Matambo, who was at the time, “clueless” on the number of shares that the government hold at BBS told parliament that he can only recall that at some point the government was holding majority of shares of at BBS.
“As for the other members, they are many, including Pension Managers, Asset Managers as well as a number of Batswana may be some of them are present here”, said Matambo
The cluelessness of one shareholder at such a critical time cannot however stop BBS to tick boxes on it’s to do-list. The intention is to complete the process that will see BBS ceasing to operate as a society before the end of year.

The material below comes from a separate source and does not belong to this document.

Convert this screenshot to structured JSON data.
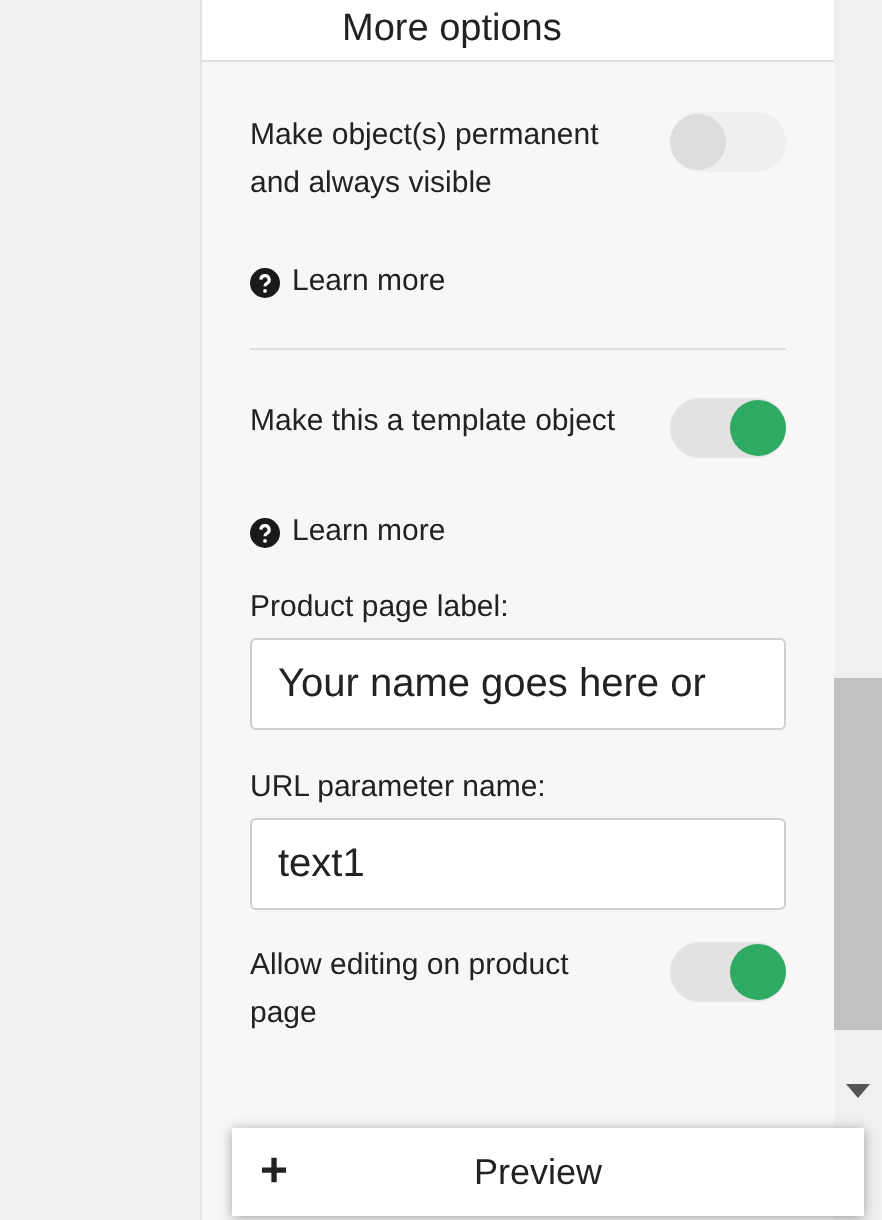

By Thursday this week, atleast 99 percent of BBS shareholders voted in favour of demutualisation.
Given the outcome of the Thursday AGM and Special General Meeting, it is only a matter of time before Botswana gets its first ever indigenous commercial bank. In less than three years, history will be rewritten that after over fifty years of independence, Botswana has got a home groomed bank.
BBS first opened its doors in 1976. With a humble beginning, the society advanced only nine new home loans in its first three months of operation. Its assets base was pinned at only P4, 108,000 after three months of business as at 31 March 1977.

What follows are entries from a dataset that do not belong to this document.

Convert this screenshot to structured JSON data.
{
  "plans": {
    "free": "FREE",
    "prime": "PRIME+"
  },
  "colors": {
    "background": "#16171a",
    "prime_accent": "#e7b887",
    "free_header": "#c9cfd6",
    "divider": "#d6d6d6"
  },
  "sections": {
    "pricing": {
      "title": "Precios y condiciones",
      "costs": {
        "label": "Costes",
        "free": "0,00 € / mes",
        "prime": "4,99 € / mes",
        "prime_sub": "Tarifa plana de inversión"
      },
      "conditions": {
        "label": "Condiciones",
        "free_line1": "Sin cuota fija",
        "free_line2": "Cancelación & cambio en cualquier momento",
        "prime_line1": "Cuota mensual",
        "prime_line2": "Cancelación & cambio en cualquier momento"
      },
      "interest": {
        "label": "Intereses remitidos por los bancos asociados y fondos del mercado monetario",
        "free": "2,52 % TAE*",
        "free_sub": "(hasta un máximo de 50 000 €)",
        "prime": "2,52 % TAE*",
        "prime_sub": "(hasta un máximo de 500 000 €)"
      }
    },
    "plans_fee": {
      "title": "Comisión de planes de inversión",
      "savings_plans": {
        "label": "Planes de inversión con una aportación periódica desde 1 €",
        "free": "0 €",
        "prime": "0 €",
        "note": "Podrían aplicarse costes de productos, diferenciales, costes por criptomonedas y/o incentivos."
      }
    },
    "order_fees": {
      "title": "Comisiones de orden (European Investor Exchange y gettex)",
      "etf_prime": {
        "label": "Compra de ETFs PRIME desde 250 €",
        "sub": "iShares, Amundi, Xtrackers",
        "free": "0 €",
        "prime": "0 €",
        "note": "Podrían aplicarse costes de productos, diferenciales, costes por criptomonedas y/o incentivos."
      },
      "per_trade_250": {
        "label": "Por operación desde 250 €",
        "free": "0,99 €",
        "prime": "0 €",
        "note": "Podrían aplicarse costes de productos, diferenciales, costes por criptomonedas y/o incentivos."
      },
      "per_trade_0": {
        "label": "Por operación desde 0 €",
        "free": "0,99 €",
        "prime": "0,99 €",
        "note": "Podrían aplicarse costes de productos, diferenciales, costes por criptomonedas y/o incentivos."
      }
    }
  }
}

These assets consisted of Government stock of P200, 000, advances of P2, 505,000 and cash and investments amounting to P1, 264,800.
The Society says its advances at the time comprised 488 mortgages taken over from the then United Building Society of SA, of which the Society had until then operated as a branch. On the liabilities side, BBS had P2, 644,700 in capital, mostly subscribed to by Government in shares, a statutory reserve of a mere P200, and retained earnings of P1, 900. Savings and fixed deposits accounted for P1, 388,700, with creditors and provisions making up the balance.

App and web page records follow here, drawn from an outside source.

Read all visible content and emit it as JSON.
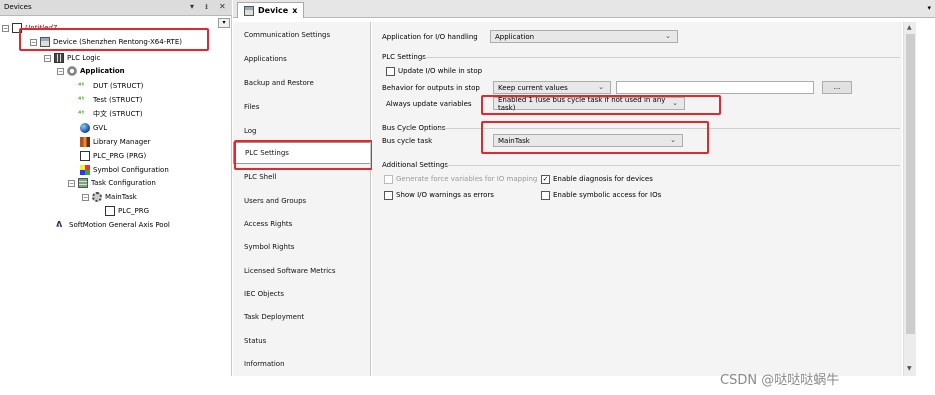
{
  "devices_panel": {
    "title": "Devices",
    "buttons": [
      "▾",
      "ᵻ",
      "✕"
    ],
    "tree": [
      {
        "label": "Untitled7",
        "icon": "project-icon"
      },
      {
        "label": "Device (Shenzhen Rentong-X64-RTE)",
        "icon": "device-icon"
      },
      {
        "label": "PLC Logic",
        "icon": "plc-logic-icon"
      },
      {
        "label": "Application",
        "icon": "application-icon"
      },
      {
        "label": "DUT (STRUCT)",
        "icon": "struct-icon"
      },
      {
        "label": "Test (STRUCT)",
        "icon": "struct-icon"
      },
      {
        "label": "中文 (STRUCT)",
        "icon": "struct-icon"
      },
      {
        "label": "GVL",
        "icon": "gvl-icon"
      },
      {
        "label": "Library Manager",
        "icon": "library-icon"
      },
      {
        "label": "PLC_PRG (PRG)",
        "icon": "program-icon"
      },
      {
        "label": "Symbol Configuration",
        "icon": "symbol-config-icon"
      },
      {
        "label": "Task Configuration",
        "icon": "task-config-icon"
      },
      {
        "label": "MainTask",
        "icon": "task-icon"
      },
      {
        "label": "PLC_PRG",
        "icon": "program-call-icon"
      },
      {
        "label": "SoftMotion General Axis Pool",
        "icon": "axis-pool-icon"
      }
    ]
  },
  "editor": {
    "tab_label": "Device",
    "tab_close": "x",
    "nav_items": [
      "Communication Settings",
      "Applications",
      "Backup and Restore",
      "Files",
      "Log",
      "PLC Settings",
      "PLC Shell",
      "Users and Groups",
      "Access Rights",
      "Symbol Rights",
      "Licensed Software Metrics",
      "IEC Objects",
      "Task Deployment",
      "Status",
      "Information"
    ],
    "active_nav": "PLC Settings"
  },
  "settings": {
    "app_io_label": "Application for I/O handling",
    "app_io_value": "Application",
    "plc_settings_header": "PLC Settings",
    "update_io_label": "Update I/O while in stop",
    "behavior_label": "Behavior for outputs in stop",
    "behavior_value": "Keep current values",
    "browse_button": "...",
    "always_update_label": "Always update variables",
    "always_update_value": "Enabled 1 (use bus cycle task if not used in any task)",
    "bus_cycle_header": "Bus Cycle Options",
    "bus_cycle_label": "Bus cycle task",
    "bus_cycle_value": "MainTask",
    "additional_header": "Additional Settings",
    "force_vars_label": "Generate force variables for IO mapping",
    "enable_diag_label": "Enable diagnosis for devices",
    "show_io_warn_label": "Show I/O warnings as errors",
    "symbolic_access_label": "Enable symbolic access for IOs",
    "enable_diag_checked": "✓"
  },
  "watermark": "CSDN @哒哒哒蜗牛"
}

During its first ten years of operation, the Society was restricted by law to lend only against the security of immovable urban property. The Building Societies Act was amended in April 1986 to permit lending in rural areas. Since then, the number of mortgages in respect of rural properties has grown to 699, representing 12% of our mortgage book, compared with 4, 825 advances in urban areas, as at 31 March 2012.
This reflects the commitment to contribute to the social and economic upliftment of Batswana, most of whom reside in rural areas of the country. Up until 1986, the Society restricted its lending only to residential properties, as a matter of policy. It was only in 1986 that the Society ventured into commercial lending for the first time, and now has on its books 97 advances on commercial undertakings. These represent 8% of the Society’s mortgage book in terms of value.
The exceptional growth of the Society over the past 36 years can best be measured by the phenomenal increase in its reserves, from only P2,100 in March 1977 to just under P203 million in March 2012.
In its recent financials, the society reported a 13 percent fall in profit during the year ended March 31, 2017 amid a challenging economic environment characterised by subdued housing market and squeezed household incomes.
In a statement accompanying its financials, the managing director, Molefe explained that the decline in profit was exacerbated by the fact that the business has a very limited product range compared to its competitors.
For the twelve months to March 2017, the society earned a profit of P47.9 million, reflecting a 13 percent decrease from P54.9 million the previous year.
1976 ÔÇô BBS established
1986 – Building Societies Act amended
2005 ÔÇô Bifm becomes shareholder in BBS
2012 ÔÇô Court rules in favour of BBS against BIFM
2016 ÔÇô Demutualisation consultations begins
2017 ÔÇô Shareholders approve Demutualisation